People where I live still talk about the New Madrid earthquakes that occurred in southern Missouri in 1811 and 1812. I've heard that church bells rang hundreds of miles away in New England, disturbed by the seismic waves, and supposedly the surface of the earth subsided as a result of the quakes to such a degree that it created a new lake (Reelfoot Lake in Tennessee). The aftershocks go on to this day.

I spent part of my childhood in southern California and grew up with the instructions about standing in a door jamb during a quake and all that, so I was used to the idea of California as earthquake-prone, and I understand the reasons for California quakes. It was something of a surprise to me when I learned in my teens about this massive quake in the middle of the continent, far away from any major active tectonic plate boundary, and I gather that it's been something of a mystery what was behind the seismic activity. It turns out that maybe there's a connection between the west coast and the New Madrid area.

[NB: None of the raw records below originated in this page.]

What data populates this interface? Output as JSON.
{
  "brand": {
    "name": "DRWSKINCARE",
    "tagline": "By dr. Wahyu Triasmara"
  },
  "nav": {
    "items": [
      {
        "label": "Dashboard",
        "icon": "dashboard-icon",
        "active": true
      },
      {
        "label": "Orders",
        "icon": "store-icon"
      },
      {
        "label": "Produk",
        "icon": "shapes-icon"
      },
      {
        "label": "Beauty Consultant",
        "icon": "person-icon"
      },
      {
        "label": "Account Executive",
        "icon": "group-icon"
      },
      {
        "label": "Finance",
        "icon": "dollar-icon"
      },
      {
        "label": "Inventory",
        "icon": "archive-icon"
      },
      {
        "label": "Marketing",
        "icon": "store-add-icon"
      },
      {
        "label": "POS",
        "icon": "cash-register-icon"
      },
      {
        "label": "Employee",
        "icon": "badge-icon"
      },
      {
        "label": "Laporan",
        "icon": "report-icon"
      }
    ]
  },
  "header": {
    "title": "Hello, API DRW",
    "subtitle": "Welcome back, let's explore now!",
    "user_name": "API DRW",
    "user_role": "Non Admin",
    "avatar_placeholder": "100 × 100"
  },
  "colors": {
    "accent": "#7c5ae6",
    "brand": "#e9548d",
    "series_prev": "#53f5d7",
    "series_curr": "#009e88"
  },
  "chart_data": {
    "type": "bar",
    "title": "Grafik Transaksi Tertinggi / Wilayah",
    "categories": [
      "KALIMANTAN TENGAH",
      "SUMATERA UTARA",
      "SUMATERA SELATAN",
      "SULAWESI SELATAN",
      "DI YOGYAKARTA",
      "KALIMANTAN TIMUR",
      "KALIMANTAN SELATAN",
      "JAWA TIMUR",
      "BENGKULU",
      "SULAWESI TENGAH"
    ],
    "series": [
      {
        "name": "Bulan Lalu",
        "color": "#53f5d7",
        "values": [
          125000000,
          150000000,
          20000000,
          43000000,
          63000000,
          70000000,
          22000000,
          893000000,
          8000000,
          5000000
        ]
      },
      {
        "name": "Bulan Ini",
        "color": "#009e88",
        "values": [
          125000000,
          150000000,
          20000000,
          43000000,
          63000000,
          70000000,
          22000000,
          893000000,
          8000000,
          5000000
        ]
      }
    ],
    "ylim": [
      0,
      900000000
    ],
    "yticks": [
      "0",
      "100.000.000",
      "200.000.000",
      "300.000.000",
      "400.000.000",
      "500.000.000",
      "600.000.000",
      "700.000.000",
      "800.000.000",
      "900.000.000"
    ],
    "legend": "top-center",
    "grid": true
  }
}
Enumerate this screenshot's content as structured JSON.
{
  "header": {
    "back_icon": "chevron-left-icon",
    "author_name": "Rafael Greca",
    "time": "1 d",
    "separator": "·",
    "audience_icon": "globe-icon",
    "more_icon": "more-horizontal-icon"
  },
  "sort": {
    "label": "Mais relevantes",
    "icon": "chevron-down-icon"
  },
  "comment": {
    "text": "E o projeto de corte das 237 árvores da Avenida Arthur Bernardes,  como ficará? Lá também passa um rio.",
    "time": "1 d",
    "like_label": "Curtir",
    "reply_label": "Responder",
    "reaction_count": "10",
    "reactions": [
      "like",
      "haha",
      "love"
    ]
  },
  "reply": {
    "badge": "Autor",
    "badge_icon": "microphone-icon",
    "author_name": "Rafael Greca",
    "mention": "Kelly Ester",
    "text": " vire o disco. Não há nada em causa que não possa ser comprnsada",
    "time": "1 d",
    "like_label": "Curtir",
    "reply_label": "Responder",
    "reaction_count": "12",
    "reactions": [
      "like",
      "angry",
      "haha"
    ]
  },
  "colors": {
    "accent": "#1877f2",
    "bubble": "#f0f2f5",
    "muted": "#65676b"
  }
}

A new paper in Geophysical Review Letters suggests that events on the west coast millions of years ago might have led to the New Madrid quakes.

The Farallon plate was a tectonic plate that made up some of the ocean floor between the Pacific plate and the continental plates of North America.

Around 70 million years ago, during the Cretaceous period, it met the continental plate and was forced underneath it, or subducted. The Farallon plate went under at a shallow angle, and hence the subduction process was long and complicated. The plate scraped along the underside of the continent for awhile, and the resulting volcanoes formed the Sierra Nevada in California. Due to motions in the mantle, underneath the crust, the continental plate moved westward over the subducted plate; the progress of the Farallon plate under the continent was instrumental in forming the Rocky Mountains. And all these millions of years later, the plate is evidently still descending, and as it moves it affects the flow of molten rock in the mantle beneath parts of the eastern US.

The new paper describes how the resulting stresses in the crust could have triggered the New Madrid earthquake, and perhaps could contribute to further seismic activity in the area in the future. This is useful information for predicting what will happen in the area in the future, but it also illustrates a very interesting connection between something so long ago and far away, and something much closer to home.